A unique and distinctive design plays an important part in the appearance and value of a product and with more and more businesses realising this they are taking steps to register the design and protect their rights.
Businesses have the option between registering their designs either nationally or internationally. For example, in the UK businesses have the Intellectual Property Office with which they can register their designs for protection within the UK. On the other hand, businesses that wish to protect their designs outside the UK can use international bodies to assist with their design registration. For example, the Office for Harmonisation in the Internal Market which provides protection within all 27 member states in the European Union.
There are two main ways in which to obtain protection for a design:
Registered Design Right – this right gives the owner protection for the outward appearance of a product or part of it. This route also provides certainty that the design is registered to the registered owner if infringement occurs. A registered design protects a design registration for a period of 25 years.
Unregistered Design Right – this confers a right to prevent copying. The only downside to this is that if infringement occurs it is far more difficult to prove who the owner of the design is. An unregistered design protects a design for a period of 3 years.

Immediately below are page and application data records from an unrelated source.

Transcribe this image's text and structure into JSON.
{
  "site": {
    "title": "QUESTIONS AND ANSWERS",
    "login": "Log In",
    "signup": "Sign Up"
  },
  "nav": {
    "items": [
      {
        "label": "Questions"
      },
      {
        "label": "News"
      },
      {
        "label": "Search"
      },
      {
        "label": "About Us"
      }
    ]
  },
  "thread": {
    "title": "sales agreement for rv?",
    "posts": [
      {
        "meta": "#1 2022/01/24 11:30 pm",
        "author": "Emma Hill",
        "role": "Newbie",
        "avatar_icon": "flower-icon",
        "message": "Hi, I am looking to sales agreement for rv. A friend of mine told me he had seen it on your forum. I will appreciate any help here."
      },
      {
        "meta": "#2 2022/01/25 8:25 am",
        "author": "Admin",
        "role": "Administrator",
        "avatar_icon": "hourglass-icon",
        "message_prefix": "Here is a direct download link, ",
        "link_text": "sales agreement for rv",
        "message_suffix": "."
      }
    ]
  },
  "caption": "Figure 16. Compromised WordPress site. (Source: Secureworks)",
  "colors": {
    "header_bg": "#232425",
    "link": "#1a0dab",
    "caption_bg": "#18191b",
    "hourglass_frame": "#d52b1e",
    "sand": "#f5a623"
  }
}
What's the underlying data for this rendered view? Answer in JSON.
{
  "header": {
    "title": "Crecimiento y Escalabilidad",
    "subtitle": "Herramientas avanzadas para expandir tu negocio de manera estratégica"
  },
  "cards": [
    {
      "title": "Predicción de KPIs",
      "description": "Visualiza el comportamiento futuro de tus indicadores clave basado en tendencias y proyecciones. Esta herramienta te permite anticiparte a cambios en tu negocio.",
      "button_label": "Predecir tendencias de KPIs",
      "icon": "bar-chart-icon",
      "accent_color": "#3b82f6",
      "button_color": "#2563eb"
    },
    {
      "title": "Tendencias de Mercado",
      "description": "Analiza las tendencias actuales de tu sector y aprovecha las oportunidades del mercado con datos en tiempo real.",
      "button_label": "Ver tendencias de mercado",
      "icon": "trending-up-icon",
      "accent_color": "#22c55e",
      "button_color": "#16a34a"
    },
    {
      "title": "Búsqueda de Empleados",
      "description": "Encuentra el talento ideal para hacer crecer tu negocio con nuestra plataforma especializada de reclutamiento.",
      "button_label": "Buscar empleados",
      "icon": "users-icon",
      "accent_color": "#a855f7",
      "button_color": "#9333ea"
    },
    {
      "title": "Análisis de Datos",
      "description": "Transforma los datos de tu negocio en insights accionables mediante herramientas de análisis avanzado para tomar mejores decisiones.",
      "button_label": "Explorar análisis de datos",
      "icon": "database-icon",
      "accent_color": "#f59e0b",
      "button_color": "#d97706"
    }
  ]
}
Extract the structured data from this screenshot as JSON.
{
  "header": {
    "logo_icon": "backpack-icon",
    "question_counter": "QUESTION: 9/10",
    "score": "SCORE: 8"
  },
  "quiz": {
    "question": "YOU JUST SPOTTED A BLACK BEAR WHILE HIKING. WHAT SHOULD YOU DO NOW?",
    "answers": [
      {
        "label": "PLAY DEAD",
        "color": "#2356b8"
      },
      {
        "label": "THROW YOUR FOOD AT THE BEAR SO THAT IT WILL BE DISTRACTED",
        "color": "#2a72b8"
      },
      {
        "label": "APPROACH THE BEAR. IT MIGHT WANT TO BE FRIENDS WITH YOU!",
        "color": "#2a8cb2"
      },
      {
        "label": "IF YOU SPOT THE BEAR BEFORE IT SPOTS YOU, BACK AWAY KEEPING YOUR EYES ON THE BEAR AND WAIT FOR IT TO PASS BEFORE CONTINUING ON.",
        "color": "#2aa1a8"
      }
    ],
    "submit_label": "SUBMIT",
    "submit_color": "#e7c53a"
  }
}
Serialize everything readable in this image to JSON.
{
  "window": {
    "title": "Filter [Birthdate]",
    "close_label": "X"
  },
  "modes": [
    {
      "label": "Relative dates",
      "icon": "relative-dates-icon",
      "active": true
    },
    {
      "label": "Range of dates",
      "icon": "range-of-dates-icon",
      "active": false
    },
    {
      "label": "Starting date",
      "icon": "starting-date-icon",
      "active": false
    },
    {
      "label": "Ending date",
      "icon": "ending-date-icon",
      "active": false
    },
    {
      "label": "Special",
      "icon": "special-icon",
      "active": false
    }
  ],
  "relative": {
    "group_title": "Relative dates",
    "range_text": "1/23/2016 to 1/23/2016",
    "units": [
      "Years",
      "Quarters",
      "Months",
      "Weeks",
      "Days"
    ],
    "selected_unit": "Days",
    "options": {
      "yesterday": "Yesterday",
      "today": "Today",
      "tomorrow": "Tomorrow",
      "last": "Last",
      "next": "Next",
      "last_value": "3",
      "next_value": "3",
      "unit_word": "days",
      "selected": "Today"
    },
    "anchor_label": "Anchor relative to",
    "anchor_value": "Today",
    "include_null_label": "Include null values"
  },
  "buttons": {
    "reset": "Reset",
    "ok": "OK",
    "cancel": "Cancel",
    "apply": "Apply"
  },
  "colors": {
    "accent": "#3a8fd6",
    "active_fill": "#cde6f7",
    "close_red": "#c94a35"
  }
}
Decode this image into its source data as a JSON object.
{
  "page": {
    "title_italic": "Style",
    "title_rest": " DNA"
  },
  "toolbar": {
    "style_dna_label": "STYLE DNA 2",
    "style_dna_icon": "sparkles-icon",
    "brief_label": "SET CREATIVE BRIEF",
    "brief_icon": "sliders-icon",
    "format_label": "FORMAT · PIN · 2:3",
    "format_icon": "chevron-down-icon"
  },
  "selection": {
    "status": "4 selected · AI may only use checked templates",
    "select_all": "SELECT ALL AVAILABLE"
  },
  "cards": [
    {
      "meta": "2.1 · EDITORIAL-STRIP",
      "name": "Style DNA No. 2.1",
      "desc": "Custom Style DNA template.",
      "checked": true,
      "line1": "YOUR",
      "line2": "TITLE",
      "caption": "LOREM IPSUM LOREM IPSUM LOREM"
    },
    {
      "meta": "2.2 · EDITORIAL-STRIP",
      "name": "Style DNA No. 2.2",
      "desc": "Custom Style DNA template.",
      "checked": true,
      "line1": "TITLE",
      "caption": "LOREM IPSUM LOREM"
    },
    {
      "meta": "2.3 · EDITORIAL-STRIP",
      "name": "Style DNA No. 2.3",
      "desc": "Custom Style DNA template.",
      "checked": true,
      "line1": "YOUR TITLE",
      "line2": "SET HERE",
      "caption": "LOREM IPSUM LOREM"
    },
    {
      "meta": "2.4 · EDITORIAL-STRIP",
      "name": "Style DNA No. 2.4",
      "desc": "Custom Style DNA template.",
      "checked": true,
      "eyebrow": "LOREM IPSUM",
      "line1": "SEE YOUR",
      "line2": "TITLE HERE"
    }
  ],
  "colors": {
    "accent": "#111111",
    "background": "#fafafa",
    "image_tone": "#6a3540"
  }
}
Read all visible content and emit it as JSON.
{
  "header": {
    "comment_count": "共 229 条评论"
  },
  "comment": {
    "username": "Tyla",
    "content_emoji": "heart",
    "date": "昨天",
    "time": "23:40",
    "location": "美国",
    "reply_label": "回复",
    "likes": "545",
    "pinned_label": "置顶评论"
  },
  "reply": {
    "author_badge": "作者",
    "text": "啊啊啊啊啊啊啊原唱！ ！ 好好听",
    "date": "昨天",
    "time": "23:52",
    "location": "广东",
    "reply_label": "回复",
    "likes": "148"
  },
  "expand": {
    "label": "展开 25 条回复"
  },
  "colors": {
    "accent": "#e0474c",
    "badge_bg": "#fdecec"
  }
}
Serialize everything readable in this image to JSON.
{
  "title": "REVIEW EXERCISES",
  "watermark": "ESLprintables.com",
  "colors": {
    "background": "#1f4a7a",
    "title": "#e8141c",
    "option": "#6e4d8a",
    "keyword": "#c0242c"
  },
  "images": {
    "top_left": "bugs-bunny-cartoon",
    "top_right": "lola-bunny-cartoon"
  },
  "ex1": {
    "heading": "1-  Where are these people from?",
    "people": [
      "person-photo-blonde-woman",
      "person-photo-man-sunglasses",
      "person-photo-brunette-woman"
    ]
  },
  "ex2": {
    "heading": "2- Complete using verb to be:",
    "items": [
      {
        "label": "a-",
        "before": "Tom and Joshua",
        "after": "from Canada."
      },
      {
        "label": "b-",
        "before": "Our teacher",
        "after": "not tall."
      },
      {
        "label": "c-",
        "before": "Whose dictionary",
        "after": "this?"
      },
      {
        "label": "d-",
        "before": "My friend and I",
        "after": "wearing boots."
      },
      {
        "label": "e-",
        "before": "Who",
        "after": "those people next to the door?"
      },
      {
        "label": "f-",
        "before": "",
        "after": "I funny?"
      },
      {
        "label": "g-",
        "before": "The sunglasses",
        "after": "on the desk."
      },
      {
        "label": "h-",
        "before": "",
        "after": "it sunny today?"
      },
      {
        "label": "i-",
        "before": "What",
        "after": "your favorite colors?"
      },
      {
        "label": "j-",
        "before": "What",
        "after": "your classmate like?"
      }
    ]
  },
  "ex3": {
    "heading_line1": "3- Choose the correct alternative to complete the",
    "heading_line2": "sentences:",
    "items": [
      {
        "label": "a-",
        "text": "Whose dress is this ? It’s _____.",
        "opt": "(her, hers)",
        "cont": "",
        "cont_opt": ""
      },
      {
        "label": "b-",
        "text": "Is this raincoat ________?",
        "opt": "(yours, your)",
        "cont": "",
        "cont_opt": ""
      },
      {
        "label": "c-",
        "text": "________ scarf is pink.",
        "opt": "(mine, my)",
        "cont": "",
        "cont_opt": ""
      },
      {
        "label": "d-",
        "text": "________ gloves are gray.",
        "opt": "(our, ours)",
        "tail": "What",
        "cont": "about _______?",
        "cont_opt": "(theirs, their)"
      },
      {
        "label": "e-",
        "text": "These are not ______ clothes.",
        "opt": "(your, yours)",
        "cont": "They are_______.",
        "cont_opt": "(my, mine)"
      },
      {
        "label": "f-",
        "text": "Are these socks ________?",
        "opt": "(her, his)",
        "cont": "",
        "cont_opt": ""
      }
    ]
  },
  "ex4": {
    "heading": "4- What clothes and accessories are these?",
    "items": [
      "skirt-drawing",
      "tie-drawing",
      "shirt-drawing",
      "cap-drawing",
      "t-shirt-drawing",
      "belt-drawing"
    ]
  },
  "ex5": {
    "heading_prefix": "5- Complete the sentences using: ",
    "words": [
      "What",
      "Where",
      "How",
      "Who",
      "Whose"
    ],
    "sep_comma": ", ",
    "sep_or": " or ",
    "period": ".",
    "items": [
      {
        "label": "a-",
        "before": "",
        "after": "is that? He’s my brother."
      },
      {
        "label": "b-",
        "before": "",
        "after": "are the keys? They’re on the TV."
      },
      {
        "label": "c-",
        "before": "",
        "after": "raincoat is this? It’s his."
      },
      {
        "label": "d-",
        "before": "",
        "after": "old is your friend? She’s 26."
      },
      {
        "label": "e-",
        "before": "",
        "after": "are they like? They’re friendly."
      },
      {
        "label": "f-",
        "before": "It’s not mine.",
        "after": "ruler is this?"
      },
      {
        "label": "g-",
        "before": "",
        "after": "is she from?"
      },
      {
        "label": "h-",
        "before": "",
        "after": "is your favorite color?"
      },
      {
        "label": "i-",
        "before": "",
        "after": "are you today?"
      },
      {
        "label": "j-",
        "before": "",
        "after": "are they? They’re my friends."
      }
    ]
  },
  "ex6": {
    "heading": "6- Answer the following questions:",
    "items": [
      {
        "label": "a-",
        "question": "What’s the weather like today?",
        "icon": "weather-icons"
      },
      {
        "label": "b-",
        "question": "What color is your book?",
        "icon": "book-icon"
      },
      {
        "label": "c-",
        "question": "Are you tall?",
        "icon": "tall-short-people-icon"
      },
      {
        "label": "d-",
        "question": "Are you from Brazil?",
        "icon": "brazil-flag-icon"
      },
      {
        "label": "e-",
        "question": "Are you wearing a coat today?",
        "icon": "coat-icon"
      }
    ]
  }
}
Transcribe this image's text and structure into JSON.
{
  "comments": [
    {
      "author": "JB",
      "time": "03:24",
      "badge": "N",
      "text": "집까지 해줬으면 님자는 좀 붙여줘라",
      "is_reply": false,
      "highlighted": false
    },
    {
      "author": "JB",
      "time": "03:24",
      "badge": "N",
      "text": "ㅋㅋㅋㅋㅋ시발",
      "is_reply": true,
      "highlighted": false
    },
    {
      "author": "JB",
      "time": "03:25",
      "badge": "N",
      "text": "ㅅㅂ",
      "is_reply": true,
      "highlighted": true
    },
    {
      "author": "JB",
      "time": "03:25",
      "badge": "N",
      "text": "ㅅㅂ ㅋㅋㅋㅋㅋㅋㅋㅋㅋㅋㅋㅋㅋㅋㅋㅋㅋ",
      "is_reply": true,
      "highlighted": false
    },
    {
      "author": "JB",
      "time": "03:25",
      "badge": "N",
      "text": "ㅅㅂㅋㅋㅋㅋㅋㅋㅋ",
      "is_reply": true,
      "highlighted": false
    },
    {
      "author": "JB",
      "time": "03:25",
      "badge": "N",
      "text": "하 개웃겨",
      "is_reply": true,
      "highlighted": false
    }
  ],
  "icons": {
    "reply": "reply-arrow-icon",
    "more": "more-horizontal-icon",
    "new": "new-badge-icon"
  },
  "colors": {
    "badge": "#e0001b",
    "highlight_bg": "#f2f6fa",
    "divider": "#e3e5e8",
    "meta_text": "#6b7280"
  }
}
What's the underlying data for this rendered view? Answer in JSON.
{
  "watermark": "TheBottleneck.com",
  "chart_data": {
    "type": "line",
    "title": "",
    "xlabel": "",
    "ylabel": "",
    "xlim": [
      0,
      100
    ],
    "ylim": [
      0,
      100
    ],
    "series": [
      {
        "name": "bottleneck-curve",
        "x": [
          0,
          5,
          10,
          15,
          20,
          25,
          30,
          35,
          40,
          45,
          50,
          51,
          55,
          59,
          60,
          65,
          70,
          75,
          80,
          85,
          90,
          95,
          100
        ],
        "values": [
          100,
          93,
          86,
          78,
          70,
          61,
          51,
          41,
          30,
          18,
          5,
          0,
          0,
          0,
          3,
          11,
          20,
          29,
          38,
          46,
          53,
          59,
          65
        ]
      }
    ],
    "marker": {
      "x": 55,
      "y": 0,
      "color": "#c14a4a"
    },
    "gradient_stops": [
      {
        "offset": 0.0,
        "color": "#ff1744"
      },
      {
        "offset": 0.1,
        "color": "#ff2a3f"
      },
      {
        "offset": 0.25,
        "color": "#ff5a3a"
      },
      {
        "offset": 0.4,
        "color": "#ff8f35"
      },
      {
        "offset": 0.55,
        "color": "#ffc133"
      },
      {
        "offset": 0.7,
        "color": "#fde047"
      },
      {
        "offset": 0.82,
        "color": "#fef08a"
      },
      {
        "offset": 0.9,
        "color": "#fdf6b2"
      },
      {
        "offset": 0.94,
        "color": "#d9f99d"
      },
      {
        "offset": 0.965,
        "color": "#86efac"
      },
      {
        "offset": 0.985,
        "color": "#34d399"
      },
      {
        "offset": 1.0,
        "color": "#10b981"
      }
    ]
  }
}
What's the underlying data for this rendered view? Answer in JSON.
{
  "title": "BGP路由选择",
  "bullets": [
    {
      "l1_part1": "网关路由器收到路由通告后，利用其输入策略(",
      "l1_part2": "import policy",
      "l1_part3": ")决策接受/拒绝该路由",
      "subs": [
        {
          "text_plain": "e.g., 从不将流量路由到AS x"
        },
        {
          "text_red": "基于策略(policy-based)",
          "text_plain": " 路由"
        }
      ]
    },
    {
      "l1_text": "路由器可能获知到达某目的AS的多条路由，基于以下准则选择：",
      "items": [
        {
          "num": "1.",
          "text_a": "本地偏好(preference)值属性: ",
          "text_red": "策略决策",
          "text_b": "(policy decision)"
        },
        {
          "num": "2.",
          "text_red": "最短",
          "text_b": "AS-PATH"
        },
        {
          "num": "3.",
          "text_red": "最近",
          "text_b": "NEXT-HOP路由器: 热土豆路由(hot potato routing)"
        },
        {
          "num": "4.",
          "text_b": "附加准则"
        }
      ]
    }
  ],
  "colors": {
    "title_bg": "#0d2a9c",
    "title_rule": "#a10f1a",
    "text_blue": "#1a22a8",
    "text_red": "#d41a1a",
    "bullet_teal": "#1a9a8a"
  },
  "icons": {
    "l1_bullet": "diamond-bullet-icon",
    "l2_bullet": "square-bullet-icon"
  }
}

If businesses chose not to register their designs they may be exposed to copying and counterfeiting which can jeopardise the success of their product.